[Data about app and page elements]
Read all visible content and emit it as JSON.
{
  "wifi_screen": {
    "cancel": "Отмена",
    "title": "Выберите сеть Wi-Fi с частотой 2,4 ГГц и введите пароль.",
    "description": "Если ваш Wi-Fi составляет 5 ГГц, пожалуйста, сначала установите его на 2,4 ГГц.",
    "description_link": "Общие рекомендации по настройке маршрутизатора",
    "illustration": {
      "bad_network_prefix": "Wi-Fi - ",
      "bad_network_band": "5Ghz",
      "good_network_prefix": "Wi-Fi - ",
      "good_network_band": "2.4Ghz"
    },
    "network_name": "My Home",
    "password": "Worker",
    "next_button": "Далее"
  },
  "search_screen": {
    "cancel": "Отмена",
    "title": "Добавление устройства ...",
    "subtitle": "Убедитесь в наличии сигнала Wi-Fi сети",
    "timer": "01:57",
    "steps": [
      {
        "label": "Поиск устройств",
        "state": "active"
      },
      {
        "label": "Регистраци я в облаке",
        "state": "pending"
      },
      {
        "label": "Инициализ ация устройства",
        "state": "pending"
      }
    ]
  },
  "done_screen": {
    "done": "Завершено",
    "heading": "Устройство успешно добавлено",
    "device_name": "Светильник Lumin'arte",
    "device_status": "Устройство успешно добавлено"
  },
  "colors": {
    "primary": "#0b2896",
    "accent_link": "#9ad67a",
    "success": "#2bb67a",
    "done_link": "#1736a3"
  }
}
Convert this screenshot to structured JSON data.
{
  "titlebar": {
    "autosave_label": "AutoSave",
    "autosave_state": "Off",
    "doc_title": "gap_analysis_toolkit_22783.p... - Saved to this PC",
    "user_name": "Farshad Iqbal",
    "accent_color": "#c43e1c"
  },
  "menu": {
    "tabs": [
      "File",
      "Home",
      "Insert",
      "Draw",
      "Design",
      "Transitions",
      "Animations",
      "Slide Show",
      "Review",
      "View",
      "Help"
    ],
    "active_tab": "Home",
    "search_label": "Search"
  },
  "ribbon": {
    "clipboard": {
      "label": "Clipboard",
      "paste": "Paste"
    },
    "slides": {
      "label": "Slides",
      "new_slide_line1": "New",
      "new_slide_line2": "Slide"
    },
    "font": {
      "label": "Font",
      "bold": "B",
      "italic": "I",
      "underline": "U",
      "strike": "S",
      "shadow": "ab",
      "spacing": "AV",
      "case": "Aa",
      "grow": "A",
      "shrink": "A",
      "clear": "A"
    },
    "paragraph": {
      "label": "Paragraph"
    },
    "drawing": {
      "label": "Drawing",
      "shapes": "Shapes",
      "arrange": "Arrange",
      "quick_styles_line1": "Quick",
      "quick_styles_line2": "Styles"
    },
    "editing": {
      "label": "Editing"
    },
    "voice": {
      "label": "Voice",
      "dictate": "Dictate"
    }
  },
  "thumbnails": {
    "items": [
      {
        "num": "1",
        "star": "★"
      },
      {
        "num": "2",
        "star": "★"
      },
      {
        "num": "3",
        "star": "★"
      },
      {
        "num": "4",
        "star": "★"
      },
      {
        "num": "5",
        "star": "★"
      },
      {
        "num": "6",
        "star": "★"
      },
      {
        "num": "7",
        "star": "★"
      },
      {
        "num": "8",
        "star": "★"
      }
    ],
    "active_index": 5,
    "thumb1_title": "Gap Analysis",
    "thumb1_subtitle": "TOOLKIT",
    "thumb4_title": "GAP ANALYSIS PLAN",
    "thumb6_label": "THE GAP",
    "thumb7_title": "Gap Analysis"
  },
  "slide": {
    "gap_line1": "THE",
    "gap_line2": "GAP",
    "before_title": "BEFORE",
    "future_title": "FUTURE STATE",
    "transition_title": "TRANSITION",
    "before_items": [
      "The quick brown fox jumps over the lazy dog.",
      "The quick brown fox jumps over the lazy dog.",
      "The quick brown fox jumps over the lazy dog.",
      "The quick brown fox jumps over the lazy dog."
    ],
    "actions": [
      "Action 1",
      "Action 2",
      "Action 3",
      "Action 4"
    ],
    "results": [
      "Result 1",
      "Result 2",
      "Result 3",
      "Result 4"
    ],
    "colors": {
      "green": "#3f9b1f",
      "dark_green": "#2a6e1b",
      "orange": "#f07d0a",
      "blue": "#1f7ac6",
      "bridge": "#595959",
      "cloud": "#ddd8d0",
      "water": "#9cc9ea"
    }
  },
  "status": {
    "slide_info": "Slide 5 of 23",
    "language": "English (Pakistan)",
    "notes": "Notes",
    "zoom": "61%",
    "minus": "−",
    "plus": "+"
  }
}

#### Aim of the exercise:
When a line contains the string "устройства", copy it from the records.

#### Output for this task:
    "title": "Добавление устройства ...",
        "label": "Инициализ ация устройства",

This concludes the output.